By JOSEF WOODARD
In one of the strongest shows of the year in the “Sings Like Hell” series, an epic triple-header descended on the Lobero Theatre on Saturday night, offering three distinct views of the complex and fascinating world of indie folk music.
Australia’s beloved roots music band The Waifs were clearly the headliners, making an overdue debut in Santa Barbara, 13 years after forming. Led by the the sisters Simpson, Vikki and Donna, and with a critical third wheel in guitarist Josh Cunningham, The Waifs offered plenty to admire and brood and celebrate about.
But this evening’s openers weren’t just a casual forethought, between spunky-brainy singer-songwriter-guitarist Erin McKeown — who has been on tour with The Waifs and shared the stage with them for a few tunes — and Missourian-turned-Nashville songwriter Jeff Black. Each artist on the bill occupied a different niche in the music scene.
Bostonian McKeown comes from her idiosyncratic personal and more-or-less commercially suicidal place, gifted with quirky, intelligent songwriting, delightfully left-of-center melodies and a dazzling guitar technique to boot. Closer to center, Black, one of those Nashville songsmiths who sell songs for a living but also pursue a personal creative path, writes serious songs, in contrast to his giddily ironic between-song banter.
There’s no band quite like The Waifs, organically formed in a small town in Western Australia and now belonging to the world. They have slowly worked their way into international cult fandom, without trying beyond incessant touring and creating such stirring albums as “Shelter Me” and last year’s powerful “Up All Night.”
Life under the radar continues, but they’re poking their lovely heads up in public in various ways. Last year, one of their heroes, Bob Dylan, invited them on tour for a few months, a high point they commemorated at the Lobero with a luminous cover version of “Don’t Think Twice, It’s Alright.”

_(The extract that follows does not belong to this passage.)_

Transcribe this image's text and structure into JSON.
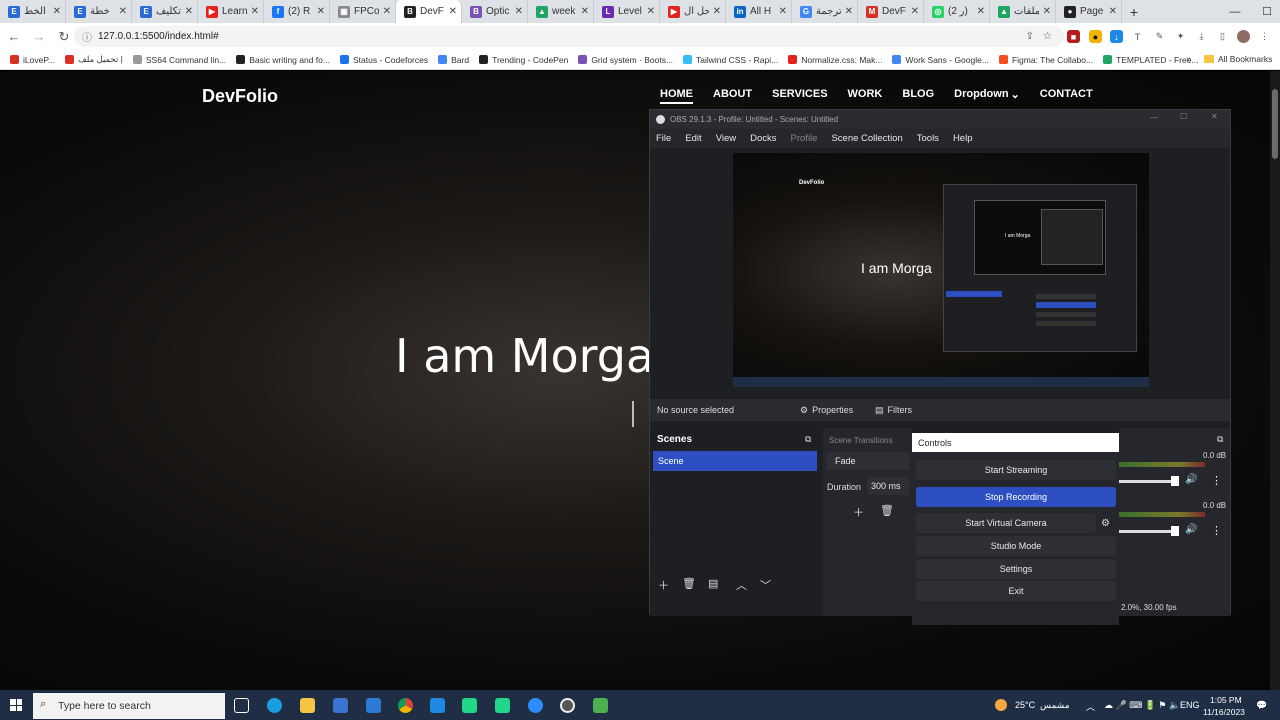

At times, they work up a flowing jam energy, with tentacles to the jamster mothership of the Grateful Dead’s influence, but also boast sturdy, thoughtful songcraft. The Lobero set included “Highway One” (yes, California’s beloved highway) and Cunningham’s song “Lighthouse,” introduced with a snippet of “Wayfaring Stranger,” for tradition-tapping’s sake. New songs keep coming, up through a brand-new song about their “war bride” grandmother, “Bridal Train,” part of a forthcoming live album, “A Brief History … ,” nodding to their path so far.
What makes this band work so well is the natural empathetic feel of the music and the musicians, and the way the parts contribute to a fetching whole. Lithe, earthy vocals and instinctive harmonies — with pinches of that Aussie twang — intertwine with Cunningham’s handy, limber guitar licks and the band’s unforced way of drifting from folk to country to blues and suave quasijazz moments along the way. Did we mention the bluesy colorations of Vikki’s harmonica playing, much more than just the usual rudimentary folk singer’s harp huffing?
Differences become them. Vikki is the more upbeat sibling, and also the centering pillar of the group, while Donna is the more melancholy one off to the side, as heard in mesmerizing sad songs such as “London Still” and the lazy affirmation of “Rescue.”
Along the way, the band naturally points up the natural link between Australian culture and rustic, country-leaning Americana, one apparent source of their musical concept. Both are musics of wide open spaces and yearning sensibilities beyond the thicket of urban life and mainstream hucksterism. Accents from the South and from Down Under are also variations on a defiantly anti-homogenous drawl.
In general, it’s a natural life conveyed in easy-going musical terms, running deep and acknowledging both life’s dark, brooding and happy, hopeful sides. As heard in their moving Lobero debut, The Waifs are all that, and more. Y’all come back now.